Jorge and I are going through a huge transition right now. Never strangers to change in general, this isn’t our first foray into uncharted waters. However, this feels massive.
As fellow creatures of habit, I’m quite sure you can relate to this. Here’s what I know about transitions: 2 parts scary, 2 parts exciting, 4 parts inevitable.
During such undulating times, we have a few choices and believe me, we’ve considered all of them thoroughly.
1) Freak out. Tried that a couple of times. I’ve found that it is neither effective nor productive.
2) Pay close attention to what we all have but often overlook or undervalue: our intuition.
3) Leap….and a net will appear. If your actions are in alignment with your core beliefs, and if they honor your gifts and reflect your true self, everything will work out even if you can’t quite imagine how.
I love the way that transition is thought of and talked about in Chinese medicine. It gives me peace of mind and strength during times of growth and uncertainty. For starters, the spleen is the organ of transition, so it feels useful to explain a little bit about why that is and how we can support and nourish our spleens during dynamic times.
Think about the transition of seasons. Each season corresponds with a different organ: spring corresponds with the liver, summer with the heart, fall with the lungs and winter with the kidney. What’s especially interesting is that there is a transitional time between seasons that is governed by the spleen. Ever gotten sick with the change of seasons? This could indicate a weakness in your spleen energy.
Ok, back up a minute. The spleen? In Western medicine, the spleen is involved with our immunity. However, if it ruptures, becomes cancerous or disease-ridden, it’s an organ (much like the gallbladder or the uterus) that we can survive without. Not so in Chinese medicine. In fact, even if our spleen, gallbladder or uterus is no longer with us, the energetics of the organ remain and are STILL subject to imbalance, leading to symptoms specific to that organ.
In Chinese medicine, the Spleen is Queen. She is the Mother Earth, if you will. As Mother Earth, she is at the helm of the digestive system, and we must worship her in very specific ways. A weak spleen can lead to symptoms like fatigue, bloating, difficulty digesting foods, loose bowel movements, or insatiable sugar cravings. Who needs that? Pay attention to some of the ways in which you can nourish Queen Spleen:
- Start the day with a hot morning tonic.
- Eat until you are no more than 70% full.
- Eat warm, cooked meals and limit raw foods as much as possible.
- Eat slowly and mindfully. Put your fork down in-between bites (i.e. sloooow down).

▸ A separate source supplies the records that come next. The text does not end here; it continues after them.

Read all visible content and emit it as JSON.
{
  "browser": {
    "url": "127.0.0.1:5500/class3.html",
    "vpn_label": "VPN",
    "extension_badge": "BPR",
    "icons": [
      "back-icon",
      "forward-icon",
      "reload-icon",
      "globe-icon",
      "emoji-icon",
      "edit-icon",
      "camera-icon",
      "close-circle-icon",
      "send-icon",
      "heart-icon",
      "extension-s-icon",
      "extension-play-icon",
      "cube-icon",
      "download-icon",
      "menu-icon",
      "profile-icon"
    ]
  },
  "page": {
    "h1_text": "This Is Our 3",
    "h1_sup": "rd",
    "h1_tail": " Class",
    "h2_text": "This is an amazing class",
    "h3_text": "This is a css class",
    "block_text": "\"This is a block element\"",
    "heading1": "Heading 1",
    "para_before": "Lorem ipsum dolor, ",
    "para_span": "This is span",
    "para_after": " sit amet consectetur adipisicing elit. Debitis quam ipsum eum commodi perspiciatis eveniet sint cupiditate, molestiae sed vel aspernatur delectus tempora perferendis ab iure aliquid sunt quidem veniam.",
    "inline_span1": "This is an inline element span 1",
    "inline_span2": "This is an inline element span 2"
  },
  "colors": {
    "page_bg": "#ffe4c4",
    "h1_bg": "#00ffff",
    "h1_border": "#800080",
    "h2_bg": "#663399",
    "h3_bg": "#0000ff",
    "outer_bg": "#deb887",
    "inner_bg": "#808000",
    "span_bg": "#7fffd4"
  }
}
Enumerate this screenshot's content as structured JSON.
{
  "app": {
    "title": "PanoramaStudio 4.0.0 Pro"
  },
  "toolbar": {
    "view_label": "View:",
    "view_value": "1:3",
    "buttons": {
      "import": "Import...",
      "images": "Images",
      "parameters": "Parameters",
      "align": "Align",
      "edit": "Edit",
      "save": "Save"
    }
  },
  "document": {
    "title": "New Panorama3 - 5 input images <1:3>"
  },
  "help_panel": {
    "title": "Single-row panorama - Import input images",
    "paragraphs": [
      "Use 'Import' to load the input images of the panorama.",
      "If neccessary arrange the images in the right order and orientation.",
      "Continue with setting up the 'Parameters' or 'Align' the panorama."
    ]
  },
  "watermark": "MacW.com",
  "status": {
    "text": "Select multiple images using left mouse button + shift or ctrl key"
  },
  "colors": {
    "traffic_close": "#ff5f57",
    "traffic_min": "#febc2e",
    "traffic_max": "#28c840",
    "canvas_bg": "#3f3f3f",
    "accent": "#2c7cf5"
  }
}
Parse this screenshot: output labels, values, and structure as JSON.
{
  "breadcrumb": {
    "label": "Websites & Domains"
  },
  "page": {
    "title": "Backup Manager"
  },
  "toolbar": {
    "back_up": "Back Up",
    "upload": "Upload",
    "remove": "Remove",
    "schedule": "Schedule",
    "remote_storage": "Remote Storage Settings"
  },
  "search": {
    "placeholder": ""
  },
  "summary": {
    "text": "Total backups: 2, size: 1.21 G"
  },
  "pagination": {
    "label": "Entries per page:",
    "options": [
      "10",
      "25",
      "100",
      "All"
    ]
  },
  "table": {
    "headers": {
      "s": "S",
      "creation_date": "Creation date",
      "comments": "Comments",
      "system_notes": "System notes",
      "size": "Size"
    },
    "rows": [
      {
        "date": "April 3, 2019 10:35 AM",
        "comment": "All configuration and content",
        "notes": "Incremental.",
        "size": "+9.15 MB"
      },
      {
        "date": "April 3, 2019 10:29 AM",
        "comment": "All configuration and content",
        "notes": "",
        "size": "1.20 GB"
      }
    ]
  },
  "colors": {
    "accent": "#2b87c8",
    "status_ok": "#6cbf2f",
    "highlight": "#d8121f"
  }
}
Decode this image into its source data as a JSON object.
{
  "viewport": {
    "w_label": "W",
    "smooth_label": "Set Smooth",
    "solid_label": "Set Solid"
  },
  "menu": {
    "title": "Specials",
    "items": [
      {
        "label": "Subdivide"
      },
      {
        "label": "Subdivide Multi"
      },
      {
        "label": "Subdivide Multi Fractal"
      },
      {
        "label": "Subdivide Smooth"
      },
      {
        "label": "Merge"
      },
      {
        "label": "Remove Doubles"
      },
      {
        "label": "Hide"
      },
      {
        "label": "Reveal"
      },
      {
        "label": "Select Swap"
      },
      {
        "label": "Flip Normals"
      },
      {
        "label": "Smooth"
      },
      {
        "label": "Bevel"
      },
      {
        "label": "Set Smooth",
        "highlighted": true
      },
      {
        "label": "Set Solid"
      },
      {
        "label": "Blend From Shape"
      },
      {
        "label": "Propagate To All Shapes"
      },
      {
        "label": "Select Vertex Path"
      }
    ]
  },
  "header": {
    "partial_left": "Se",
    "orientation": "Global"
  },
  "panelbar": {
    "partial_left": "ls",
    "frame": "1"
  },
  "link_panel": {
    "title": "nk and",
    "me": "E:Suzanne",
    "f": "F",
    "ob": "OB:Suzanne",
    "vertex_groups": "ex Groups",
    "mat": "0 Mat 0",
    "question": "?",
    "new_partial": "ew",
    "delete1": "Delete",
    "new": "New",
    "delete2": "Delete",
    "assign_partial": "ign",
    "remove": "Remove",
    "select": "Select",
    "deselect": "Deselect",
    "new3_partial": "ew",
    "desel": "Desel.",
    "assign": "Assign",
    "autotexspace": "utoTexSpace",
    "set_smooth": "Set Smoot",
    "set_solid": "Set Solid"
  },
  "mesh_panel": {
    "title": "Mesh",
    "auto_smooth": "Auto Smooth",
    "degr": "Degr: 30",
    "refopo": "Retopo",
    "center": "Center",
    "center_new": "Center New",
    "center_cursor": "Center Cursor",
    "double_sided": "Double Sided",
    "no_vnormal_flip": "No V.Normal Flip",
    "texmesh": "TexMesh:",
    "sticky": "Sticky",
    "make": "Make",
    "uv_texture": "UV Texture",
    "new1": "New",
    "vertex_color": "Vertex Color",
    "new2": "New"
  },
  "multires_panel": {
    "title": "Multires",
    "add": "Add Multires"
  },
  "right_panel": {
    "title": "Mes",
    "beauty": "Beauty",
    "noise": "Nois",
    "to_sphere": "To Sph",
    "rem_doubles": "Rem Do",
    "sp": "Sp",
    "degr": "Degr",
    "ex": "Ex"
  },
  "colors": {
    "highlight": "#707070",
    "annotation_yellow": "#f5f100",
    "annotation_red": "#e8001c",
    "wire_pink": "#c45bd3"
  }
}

- Avoid eating within 2 hours of your bedtime.
- Eat smaller meals more frequently (5 small meals as opposed to 3 large ones).
- Shop for and eat fruits and veggies that are in-season.
I don’t know about you, but when I’m on the brink of a transition, I often have a hard time letting go. Thankfully, there are energetic aspects of certain organs can help us understand why we get hung up or stuck in ways that keep us from letting go of things that are no longer serving us, or from transitioning into a new phase of our lives.
The liver energy is said to influence our ability to plan a life for ourselves and establish a sense of direction. If the liver is healthy and well-nourished, we have the wisdom and vision needed to plan our lives. If the liver is weak, we can feel lost or confused as to our life’s purpose.
And then there’s the gallbladder. The liver and gallbladder depend on one-another to perform their respective functions and there is an aspect of the gallbladder energy that contributes to fulfilling your life’s purpose. The gallbladder controls the capacity to make decisions. It helps to turn our drive and vitality into positive and decisive action. It’s no coincidence that we describe someone who has gumption and gusto as having the “gall” to do something. When it comes to letting go or taking steps towards change, we need courage and initiative. We need “gall”.
Our kidneys are involved in this as well. Chinese medicine recognizes that the kidneys determine our will power. If the kidneys are strong, the mind will be focused on our goals and will pursue them without distraction. If the kidneys are weak, the mind will be easily discouraged or might meander aimlessly.
The tome of Chinese medicine could very well be the Huangdi Nei-Jing, which was written by the Yellow Emperor who reigned in China around 3000 BCE. Here’s what he has to say about transition:
“The birth of everything is derived from transformation, and the death of everything is derived from change. Success and failure are determined by the struggle between transformation and change.” ~The Yellow Emperor
So leap and the net will appear. Or then again, leap knowing that you can fly.
*PS: We are not having another baby, moving or changing careers. Don’t worry, you’ll find out soon enough.